*What you should do*
Of all the lines in the records below, copy only those that contain the string "likes".

*Data supplied*
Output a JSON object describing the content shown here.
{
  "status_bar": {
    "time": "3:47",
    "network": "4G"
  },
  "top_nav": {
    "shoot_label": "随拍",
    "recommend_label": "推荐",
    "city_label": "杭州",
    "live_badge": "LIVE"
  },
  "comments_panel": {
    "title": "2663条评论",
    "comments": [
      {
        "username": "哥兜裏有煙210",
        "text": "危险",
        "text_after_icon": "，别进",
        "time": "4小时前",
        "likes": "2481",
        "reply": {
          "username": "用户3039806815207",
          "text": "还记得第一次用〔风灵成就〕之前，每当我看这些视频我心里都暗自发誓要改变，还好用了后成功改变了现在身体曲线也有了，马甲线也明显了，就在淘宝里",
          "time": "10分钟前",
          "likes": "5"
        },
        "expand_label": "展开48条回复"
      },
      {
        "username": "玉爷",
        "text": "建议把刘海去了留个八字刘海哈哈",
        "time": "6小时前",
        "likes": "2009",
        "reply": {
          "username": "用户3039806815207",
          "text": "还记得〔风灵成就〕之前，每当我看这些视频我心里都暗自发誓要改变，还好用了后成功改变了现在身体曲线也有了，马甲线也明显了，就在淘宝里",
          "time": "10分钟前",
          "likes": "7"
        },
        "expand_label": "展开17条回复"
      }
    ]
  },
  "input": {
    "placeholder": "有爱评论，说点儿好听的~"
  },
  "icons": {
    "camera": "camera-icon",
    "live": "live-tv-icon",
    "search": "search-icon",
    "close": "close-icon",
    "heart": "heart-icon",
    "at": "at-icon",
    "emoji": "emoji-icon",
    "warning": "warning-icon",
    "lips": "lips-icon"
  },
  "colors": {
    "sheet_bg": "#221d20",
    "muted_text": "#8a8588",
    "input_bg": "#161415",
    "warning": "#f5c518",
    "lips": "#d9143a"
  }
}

*Response area*
        "likes": "2481",
          "likes": "5"
        "likes": "2009",
          "likes": "7"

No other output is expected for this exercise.